INFORMATION PROVIDED:

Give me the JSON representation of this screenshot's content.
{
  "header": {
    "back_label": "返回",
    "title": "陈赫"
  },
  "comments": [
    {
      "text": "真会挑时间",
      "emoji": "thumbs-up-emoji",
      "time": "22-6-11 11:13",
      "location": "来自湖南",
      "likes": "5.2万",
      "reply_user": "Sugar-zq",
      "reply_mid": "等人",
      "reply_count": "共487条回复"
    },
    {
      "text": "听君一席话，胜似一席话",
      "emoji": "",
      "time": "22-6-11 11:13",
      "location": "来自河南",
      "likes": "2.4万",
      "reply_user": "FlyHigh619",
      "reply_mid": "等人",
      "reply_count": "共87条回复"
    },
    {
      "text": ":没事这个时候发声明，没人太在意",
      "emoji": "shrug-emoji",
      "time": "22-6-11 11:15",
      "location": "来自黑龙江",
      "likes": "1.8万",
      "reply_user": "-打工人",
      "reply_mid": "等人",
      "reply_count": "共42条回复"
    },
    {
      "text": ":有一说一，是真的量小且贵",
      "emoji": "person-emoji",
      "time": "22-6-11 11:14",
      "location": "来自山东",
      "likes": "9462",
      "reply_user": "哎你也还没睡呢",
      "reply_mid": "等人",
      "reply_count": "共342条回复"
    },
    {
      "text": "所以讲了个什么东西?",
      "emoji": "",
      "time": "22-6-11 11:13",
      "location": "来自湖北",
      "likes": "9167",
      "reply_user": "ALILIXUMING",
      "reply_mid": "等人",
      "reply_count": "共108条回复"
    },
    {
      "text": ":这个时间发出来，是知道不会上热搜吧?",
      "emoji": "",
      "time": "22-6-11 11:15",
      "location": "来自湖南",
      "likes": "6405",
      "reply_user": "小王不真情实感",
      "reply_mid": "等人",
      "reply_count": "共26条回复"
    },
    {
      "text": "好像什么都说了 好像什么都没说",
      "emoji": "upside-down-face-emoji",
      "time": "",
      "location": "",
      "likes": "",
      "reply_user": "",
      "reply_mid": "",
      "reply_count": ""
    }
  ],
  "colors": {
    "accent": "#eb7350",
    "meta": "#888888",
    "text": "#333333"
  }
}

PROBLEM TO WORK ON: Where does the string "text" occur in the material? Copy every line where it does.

WRITTEN ANSWER:
      "text": "真会挑时间",
      "text": "听君一席话，胜似一席话",
      "text": ":没事这个时候发声明，没人太在意",
      "text": ":有一说一，是真的量小且贵",
      "text": "所以讲了个什么东西?",
      "text": ":这个时间发出来，是知道不会上热搜吧?",
      "text": "好像什么都说了 好像什么都没说",
    "text": "#333333"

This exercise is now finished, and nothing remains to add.